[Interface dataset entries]
==================================================

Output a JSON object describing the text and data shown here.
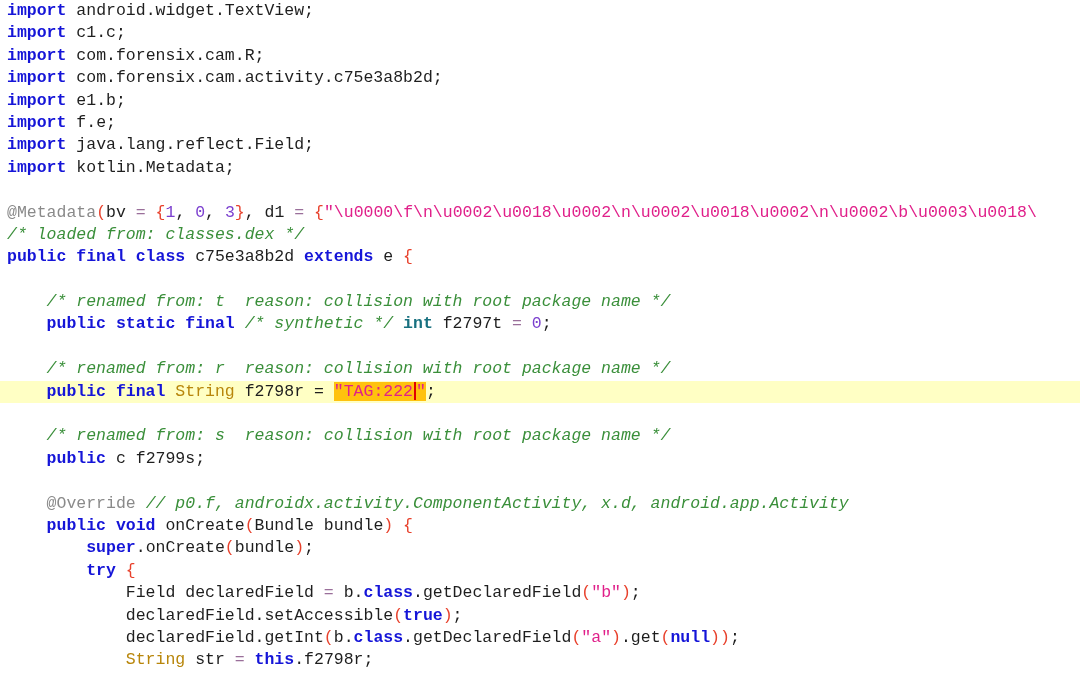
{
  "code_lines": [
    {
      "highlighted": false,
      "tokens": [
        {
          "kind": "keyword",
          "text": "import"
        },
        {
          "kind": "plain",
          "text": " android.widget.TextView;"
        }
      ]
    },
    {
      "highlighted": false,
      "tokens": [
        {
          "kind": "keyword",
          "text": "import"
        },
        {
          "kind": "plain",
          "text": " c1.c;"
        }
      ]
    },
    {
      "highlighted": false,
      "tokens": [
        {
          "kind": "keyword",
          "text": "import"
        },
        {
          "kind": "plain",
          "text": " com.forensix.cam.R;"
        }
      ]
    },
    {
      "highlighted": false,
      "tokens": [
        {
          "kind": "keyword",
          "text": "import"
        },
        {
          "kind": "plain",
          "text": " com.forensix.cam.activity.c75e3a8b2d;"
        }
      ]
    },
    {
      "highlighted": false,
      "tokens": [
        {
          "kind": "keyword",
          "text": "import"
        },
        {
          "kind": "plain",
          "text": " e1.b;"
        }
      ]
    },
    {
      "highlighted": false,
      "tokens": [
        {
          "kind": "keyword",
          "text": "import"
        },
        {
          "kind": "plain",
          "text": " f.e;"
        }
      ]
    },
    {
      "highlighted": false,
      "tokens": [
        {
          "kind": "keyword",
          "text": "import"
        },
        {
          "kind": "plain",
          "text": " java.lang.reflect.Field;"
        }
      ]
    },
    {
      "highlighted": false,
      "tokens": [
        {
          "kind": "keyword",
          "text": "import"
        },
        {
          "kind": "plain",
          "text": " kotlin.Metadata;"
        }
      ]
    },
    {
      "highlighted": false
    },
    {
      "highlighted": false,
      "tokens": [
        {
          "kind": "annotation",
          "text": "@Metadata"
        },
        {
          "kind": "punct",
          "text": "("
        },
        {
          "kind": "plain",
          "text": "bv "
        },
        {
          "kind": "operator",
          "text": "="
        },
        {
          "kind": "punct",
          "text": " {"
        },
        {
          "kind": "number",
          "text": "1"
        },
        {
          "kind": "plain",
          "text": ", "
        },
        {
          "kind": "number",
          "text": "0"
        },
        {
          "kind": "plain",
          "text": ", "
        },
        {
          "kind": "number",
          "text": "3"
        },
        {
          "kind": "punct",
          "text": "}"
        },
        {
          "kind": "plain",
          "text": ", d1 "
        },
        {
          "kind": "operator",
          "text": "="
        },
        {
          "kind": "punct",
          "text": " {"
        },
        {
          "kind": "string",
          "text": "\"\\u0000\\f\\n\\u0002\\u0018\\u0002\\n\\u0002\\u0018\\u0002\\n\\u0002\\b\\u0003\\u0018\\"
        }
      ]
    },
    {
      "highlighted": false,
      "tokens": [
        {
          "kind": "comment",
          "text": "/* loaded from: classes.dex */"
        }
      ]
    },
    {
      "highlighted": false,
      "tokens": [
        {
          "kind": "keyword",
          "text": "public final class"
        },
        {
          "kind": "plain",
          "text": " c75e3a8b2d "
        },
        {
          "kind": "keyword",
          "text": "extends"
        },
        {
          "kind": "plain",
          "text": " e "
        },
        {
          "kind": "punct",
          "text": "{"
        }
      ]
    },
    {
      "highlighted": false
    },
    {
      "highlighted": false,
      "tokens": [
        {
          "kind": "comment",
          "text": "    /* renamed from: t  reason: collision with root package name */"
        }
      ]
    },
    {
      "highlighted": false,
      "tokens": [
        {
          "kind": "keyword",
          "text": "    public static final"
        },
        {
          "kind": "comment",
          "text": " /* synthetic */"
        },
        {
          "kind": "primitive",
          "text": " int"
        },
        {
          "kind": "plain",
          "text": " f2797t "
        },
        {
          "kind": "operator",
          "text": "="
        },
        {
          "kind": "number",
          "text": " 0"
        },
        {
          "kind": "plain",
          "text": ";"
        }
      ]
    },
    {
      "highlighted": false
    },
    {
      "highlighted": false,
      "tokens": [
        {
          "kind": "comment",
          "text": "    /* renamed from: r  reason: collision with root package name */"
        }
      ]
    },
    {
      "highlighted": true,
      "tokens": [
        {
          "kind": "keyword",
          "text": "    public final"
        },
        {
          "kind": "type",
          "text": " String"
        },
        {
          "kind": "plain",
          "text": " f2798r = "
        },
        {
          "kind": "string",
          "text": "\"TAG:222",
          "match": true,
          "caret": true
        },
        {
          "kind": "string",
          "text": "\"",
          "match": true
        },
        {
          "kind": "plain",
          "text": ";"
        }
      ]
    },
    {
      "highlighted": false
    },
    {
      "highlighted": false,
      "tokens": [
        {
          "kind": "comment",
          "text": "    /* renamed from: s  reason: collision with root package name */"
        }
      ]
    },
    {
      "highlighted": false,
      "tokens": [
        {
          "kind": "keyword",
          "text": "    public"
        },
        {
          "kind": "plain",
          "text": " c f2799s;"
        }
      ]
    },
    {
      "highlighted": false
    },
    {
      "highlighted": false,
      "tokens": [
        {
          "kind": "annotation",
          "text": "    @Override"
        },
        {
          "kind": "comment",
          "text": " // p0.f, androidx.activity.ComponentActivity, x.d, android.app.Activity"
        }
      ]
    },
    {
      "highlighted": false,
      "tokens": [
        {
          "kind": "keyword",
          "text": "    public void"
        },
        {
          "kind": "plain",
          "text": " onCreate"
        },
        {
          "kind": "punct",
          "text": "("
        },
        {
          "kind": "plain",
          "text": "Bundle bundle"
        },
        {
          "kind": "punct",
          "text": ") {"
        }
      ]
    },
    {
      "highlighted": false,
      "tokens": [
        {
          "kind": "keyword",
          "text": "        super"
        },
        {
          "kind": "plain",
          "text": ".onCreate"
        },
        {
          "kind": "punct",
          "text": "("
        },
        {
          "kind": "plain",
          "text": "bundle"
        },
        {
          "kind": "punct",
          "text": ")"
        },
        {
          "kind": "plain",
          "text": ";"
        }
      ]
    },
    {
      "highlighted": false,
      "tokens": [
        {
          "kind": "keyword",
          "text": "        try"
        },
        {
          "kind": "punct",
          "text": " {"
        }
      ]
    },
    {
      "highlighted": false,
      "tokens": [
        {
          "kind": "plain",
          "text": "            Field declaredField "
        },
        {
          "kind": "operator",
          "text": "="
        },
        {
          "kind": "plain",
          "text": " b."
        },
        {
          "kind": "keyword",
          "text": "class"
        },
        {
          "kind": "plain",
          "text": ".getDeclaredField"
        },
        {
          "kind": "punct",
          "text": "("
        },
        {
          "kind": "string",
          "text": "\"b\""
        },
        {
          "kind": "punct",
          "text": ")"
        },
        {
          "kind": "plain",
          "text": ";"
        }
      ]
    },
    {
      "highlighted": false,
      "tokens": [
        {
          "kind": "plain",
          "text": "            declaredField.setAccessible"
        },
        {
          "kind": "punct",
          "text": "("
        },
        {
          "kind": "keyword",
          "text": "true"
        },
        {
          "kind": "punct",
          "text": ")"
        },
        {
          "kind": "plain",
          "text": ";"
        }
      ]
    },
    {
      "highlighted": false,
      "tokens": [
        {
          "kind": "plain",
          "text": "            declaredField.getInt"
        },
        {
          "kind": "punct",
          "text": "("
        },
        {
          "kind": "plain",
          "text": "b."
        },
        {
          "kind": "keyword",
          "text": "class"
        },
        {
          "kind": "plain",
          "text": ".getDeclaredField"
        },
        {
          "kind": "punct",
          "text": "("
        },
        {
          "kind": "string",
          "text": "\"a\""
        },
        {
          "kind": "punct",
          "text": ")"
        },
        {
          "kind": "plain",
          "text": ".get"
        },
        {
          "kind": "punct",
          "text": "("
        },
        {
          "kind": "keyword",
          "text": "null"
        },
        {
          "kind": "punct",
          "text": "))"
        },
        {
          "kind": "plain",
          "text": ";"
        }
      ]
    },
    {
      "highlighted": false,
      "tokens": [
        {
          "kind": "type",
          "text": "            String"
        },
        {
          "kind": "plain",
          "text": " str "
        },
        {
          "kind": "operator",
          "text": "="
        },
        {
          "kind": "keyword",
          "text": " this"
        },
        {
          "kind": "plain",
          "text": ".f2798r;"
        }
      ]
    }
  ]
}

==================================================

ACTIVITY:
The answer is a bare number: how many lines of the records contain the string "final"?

RESPONSE TO THE EXERCISE:
3